The J. Wesley Smith character, while not explicitly identified with the explorer John Smith, was depicted in the explorer's situation in a cartoon panel about Pocahontas. The joke, as he had his head on her father's chopping block with the ax about to come down, was that, with the middle name of Wesley, he should not be confused with real John Smith.

Burr Shafer died in Orange County, California.[1]

References[edit]

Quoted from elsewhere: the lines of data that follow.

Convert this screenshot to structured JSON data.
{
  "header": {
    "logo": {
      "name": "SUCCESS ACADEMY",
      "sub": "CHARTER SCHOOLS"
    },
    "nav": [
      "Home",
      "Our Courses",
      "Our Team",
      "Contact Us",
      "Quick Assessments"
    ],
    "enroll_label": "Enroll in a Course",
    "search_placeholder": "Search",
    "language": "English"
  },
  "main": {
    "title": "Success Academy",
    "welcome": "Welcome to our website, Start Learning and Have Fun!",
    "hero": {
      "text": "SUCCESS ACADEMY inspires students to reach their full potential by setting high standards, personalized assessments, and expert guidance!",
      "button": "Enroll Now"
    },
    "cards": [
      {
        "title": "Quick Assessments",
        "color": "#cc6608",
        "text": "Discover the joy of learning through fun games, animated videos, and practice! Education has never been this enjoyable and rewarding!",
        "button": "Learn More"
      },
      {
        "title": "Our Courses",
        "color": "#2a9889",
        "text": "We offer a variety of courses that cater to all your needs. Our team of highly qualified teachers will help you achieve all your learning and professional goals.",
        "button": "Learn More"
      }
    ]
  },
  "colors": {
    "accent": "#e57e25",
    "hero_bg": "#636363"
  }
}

  1. ^ a b c "Milestones: Jun. 25, 1965". Time. June 25, 1965. 
  2. ^ E.g. Through History with J. Wesley Smith and its sequels.
  3. ^ "'Women's Auxillary [sic]' Burr Shafer Original panel cartoon". Comic Cartoons Webportfolio. The Art-cade Gallery. 
  4. ^ Haverstick, John (1957). "The Saturday Review" Treasury: A Volume of Good Reading Selected from the Complete Files by John Haverstick and the Editors of the Saturday Review. New York: Simon and Schuster. p. 493. OCLC 193181.